**EXERCISE DIRECTIONS**
Leave the pictures aside and copy all the data exactly.

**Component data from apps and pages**
++++++

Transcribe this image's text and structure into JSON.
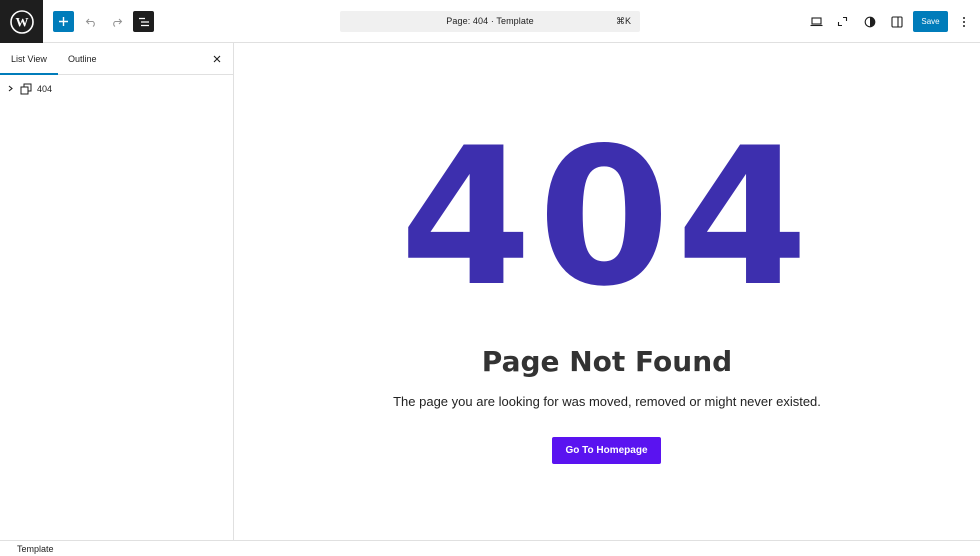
{
  "toolbar": {
    "logo_icon": "wordpress-logo-icon",
    "add_icon": "plus-icon",
    "undo_icon": "undo-icon",
    "redo_icon": "redo-icon",
    "list_view_icon": "list-view-icon",
    "command_bar": {
      "title": "Page: 404 · Template",
      "shortcut": "⌘K"
    },
    "preview_icon": "desktop-icon",
    "expand_icon": "expand-icon",
    "styles_icon": "half-circle-icon",
    "settings_icon": "sidebar-icon",
    "save_label": "Save",
    "options_icon": "vertical-ellipsis-icon"
  },
  "sidebar": {
    "tabs": [
      {
        "label": "List View",
        "active": true
      },
      {
        "label": "Outline",
        "active": false
      }
    ],
    "close_icon": "close-icon",
    "tree": [
      {
        "label": "404",
        "icon": "template-part-icon",
        "expanded": false
      }
    ]
  },
  "canvas": {
    "big_number": "404",
    "title": "Page Not Found",
    "message": "The page you are looking for was moved, removed or might never existed.",
    "button_label": "Go To Homepage"
  },
  "footer": {
    "breadcrumb": "Template"
  },
  "colors": {
    "accent": "#007cba",
    "heading_purple": "#3d2fae",
    "button_purple": "#5a13f0",
    "dark": "#1e1e1e"
  }
}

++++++

**RESULT FOR THIS EXERCISE**
Transcribe this image's text and structure into JSON.
{
  "toolbar": {
    "logo_icon": "wordpress-logo-icon",
    "add_icon": "plus-icon",
    "undo_icon": "undo-icon",
    "redo_icon": "redo-icon",
    "list_view_icon": "list-view-icon",
    "command_bar": {
      "title": "Page: 404 · Template",
      "shortcut": "⌘K"
    },
    "preview_icon": "desktop-icon",
    "expand_icon": "expand-icon",
    "styles_icon": "half-circle-icon",
    "settings_icon": "sidebar-icon",
    "save_label": "Save",
    "options_icon": "vertical-ellipsis-icon"
  },
  "sidebar": {
    "tabs": [
      {
        "label": "List View",
        "active": true
      },
      {
        "label": "Outline",
        "active": false
      }
    ],
    "close_icon": "close-icon",
    "tree": [
      {
        "label": "404",
        "icon": "template-part-icon",
        "expanded": false
      }
    ]
  },
  "canvas": {
    "big_number": "404",
    "title": "Page Not Found",
    "message": "The page you are looking for was moved, removed or might never existed.",
    "button_label": "Go To Homepage"
  },
  "footer": {
    "breadcrumb": "Template"
  },
  "colors": {
    "accent": "#007cba",
    "heading_purple": "#3d2fae",
    "button_purple": "#5a13f0",
    "dark": "#1e1e1e"
  }
}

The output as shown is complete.